Task goal: Every line below that carries the word "true" needs to be copied.
===== Data for this task
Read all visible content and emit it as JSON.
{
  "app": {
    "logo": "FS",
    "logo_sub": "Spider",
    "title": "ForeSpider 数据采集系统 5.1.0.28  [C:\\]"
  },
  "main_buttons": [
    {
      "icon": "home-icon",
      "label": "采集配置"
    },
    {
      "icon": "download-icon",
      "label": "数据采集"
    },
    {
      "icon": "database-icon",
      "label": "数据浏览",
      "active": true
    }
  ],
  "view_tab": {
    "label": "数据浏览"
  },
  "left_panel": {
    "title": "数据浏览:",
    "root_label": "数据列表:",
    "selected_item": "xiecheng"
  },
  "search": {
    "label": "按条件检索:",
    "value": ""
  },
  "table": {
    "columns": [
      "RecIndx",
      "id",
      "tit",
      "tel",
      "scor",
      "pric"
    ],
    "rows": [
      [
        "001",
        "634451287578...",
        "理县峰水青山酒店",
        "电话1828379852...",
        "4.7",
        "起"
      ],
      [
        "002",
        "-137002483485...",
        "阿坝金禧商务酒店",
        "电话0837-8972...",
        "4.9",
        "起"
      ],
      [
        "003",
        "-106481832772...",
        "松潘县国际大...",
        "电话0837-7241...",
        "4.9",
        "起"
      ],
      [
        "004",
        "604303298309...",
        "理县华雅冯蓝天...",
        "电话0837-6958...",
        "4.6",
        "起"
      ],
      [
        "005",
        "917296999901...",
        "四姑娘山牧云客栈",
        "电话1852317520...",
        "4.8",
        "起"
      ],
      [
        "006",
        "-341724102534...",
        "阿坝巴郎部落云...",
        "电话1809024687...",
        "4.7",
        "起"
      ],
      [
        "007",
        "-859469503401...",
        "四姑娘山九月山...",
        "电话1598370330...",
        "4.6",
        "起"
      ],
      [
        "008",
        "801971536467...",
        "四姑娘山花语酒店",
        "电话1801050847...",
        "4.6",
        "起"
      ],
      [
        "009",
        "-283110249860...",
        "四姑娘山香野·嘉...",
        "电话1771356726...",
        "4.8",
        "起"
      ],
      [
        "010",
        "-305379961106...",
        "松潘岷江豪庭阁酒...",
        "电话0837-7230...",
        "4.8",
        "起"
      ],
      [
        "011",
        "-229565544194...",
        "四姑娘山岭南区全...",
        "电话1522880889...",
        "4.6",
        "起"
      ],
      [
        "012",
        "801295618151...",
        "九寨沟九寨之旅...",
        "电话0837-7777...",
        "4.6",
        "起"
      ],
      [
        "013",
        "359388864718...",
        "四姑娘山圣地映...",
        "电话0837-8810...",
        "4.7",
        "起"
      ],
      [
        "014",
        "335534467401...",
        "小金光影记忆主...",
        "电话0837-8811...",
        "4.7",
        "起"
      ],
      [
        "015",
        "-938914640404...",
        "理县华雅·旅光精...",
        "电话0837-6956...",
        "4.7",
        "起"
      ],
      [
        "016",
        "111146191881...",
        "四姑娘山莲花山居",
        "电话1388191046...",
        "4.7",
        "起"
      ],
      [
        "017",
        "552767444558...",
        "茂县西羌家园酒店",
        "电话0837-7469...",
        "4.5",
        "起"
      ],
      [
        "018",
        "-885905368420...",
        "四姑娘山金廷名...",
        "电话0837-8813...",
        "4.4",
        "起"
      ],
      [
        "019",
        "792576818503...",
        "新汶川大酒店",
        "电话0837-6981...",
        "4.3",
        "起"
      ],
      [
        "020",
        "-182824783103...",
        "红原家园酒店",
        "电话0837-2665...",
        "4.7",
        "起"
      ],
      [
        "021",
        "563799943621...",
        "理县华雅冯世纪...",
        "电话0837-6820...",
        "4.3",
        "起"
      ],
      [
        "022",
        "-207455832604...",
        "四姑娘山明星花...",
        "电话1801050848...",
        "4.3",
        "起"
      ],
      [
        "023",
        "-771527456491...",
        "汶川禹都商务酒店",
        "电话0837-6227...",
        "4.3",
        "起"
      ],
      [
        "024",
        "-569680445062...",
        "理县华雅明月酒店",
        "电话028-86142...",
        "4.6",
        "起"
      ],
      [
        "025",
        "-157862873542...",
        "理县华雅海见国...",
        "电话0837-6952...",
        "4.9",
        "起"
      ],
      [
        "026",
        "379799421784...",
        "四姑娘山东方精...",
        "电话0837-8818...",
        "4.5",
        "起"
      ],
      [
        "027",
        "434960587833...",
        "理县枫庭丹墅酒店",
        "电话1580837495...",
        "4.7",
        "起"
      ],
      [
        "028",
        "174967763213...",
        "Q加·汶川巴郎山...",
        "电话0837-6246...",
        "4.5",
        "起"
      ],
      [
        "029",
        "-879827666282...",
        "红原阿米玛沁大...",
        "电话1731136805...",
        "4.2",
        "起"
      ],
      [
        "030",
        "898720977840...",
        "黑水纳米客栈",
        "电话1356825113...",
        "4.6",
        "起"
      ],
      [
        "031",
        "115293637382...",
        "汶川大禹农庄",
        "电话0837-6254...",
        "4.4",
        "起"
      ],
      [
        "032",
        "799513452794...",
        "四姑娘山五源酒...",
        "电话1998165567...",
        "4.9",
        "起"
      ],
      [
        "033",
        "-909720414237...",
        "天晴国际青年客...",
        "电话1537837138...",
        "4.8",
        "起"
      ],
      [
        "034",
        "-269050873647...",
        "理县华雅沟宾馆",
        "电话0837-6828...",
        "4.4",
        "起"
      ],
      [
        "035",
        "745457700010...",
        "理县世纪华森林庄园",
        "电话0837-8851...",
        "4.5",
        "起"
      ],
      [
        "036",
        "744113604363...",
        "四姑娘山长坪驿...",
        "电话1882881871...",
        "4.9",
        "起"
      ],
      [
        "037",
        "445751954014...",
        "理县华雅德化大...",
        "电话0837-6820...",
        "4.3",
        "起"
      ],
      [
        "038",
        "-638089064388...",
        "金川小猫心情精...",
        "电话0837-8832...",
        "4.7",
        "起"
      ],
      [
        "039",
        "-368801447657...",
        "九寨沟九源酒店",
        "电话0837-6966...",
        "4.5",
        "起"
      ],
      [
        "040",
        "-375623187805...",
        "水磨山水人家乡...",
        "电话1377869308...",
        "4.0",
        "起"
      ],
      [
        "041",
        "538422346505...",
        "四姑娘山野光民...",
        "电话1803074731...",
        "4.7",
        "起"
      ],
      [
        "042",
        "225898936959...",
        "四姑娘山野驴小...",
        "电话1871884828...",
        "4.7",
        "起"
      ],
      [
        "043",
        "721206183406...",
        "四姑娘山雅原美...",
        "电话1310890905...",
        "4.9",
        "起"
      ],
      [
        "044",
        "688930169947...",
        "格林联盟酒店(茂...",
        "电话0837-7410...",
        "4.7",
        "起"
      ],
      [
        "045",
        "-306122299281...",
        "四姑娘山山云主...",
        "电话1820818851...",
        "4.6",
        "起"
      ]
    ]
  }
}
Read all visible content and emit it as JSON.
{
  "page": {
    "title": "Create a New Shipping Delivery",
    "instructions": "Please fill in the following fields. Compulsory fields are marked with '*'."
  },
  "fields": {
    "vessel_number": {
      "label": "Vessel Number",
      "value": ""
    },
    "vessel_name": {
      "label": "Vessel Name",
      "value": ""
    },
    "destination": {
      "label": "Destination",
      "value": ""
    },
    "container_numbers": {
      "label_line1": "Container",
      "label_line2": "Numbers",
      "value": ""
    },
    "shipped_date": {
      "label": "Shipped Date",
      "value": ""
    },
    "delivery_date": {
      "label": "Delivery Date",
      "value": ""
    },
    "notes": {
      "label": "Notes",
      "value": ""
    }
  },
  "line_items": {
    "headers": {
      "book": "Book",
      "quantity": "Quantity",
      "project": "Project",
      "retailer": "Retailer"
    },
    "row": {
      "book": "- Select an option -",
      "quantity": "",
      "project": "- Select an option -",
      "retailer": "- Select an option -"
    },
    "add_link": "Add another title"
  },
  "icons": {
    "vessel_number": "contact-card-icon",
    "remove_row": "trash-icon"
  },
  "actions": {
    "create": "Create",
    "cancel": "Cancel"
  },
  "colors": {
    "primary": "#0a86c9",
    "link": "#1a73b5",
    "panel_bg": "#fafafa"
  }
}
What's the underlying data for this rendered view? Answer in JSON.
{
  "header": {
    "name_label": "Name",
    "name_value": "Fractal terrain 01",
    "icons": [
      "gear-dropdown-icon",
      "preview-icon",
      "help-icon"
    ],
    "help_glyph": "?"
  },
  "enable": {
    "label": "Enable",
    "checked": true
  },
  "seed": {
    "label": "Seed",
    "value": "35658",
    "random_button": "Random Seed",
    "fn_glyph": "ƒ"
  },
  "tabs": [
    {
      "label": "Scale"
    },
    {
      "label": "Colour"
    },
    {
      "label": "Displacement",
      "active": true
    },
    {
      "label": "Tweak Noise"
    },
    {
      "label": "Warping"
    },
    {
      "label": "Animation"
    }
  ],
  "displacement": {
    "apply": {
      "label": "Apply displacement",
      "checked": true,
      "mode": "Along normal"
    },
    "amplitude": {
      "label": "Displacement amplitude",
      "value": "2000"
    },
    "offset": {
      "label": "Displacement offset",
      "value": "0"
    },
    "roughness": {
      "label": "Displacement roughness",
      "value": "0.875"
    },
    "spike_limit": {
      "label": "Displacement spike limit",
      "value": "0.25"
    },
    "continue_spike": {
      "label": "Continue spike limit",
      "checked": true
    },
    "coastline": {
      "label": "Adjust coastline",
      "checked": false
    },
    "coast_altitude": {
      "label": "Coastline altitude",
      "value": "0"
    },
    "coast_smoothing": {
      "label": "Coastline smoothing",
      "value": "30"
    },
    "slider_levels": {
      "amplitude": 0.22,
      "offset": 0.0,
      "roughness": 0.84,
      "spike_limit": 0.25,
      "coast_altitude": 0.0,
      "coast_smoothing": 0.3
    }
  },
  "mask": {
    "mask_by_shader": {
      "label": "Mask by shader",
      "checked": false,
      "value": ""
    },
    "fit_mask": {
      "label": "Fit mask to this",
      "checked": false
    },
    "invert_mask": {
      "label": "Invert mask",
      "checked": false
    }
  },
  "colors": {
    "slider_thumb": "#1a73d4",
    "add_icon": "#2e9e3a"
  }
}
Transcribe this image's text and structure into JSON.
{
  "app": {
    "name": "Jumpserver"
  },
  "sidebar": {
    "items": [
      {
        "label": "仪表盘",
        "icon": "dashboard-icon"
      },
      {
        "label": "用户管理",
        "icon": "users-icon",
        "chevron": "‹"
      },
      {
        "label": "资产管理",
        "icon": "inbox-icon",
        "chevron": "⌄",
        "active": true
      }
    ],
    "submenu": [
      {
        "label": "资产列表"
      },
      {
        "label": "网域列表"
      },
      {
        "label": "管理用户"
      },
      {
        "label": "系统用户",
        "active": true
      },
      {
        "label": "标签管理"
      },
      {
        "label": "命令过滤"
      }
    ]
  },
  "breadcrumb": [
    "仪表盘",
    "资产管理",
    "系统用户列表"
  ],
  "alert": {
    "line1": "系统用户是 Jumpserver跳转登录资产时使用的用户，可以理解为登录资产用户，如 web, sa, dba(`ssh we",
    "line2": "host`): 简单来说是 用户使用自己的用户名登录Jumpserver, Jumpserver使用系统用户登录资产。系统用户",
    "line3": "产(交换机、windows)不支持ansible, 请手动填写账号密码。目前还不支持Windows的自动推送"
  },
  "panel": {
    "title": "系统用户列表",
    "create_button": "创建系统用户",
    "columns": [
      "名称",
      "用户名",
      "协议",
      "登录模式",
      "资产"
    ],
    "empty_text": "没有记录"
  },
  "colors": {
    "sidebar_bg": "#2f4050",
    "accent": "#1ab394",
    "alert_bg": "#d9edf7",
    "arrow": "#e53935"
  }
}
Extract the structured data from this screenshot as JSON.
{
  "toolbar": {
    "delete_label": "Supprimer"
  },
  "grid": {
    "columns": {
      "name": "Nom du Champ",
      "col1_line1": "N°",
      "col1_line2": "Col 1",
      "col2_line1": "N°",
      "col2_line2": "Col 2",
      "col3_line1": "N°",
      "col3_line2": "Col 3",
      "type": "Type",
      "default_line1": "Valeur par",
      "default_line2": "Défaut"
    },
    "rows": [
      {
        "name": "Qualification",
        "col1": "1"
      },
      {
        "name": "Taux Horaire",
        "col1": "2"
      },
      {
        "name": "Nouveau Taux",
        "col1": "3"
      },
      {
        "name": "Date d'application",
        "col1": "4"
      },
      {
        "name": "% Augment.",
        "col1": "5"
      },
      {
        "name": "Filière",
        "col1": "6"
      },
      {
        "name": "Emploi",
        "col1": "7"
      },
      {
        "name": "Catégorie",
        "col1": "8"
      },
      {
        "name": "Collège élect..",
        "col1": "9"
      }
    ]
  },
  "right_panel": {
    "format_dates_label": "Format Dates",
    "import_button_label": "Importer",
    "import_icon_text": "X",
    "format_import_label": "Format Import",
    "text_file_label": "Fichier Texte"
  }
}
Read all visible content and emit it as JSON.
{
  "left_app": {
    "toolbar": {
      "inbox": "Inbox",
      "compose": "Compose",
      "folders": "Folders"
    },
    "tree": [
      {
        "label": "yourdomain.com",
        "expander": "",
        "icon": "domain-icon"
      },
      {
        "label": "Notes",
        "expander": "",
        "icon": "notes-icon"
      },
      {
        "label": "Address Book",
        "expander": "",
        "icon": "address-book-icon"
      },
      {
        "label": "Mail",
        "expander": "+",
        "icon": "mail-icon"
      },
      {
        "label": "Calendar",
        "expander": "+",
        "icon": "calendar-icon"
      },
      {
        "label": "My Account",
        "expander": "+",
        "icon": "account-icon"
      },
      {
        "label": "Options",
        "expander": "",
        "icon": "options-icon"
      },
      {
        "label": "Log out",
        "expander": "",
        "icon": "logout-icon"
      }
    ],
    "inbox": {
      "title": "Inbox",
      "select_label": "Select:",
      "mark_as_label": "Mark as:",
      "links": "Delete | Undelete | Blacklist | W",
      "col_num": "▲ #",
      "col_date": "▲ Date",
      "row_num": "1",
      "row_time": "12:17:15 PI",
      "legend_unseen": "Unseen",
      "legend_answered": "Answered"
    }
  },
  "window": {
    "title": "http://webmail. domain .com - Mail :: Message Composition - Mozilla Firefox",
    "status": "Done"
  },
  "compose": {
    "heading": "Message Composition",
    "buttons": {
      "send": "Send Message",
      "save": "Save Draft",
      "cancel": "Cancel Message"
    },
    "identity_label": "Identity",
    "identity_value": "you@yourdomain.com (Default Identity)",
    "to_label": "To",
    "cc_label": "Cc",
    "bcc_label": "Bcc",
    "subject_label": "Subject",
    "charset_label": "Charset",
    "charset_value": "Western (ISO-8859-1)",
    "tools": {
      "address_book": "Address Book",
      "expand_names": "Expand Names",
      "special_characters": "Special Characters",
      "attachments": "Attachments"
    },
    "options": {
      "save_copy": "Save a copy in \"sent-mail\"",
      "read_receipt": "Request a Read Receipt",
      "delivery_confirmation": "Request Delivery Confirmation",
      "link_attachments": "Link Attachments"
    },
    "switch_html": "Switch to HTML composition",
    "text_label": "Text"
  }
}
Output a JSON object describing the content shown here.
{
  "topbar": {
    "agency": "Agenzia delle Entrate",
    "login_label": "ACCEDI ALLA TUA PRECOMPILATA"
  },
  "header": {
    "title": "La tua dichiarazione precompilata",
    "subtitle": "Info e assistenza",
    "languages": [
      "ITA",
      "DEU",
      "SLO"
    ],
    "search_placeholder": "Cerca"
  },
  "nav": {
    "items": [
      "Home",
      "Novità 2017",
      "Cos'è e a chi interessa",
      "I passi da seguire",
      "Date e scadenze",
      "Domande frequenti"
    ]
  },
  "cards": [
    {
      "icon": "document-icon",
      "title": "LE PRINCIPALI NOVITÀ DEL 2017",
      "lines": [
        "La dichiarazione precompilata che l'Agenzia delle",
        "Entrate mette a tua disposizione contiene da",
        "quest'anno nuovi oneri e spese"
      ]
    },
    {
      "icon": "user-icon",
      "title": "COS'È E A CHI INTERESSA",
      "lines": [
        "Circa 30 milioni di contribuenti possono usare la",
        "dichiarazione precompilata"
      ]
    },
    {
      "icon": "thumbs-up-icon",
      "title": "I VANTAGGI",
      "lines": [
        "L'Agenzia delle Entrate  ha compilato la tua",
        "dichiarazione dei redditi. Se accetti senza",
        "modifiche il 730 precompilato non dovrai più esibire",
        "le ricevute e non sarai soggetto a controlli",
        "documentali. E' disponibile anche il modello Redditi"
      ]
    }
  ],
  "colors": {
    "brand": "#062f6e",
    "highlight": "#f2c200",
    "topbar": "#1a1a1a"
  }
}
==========
Reply:
      "active": true
    "checked": true
      "active": true
      "checked": true,
      "checked": true
        "active": true
        "active": true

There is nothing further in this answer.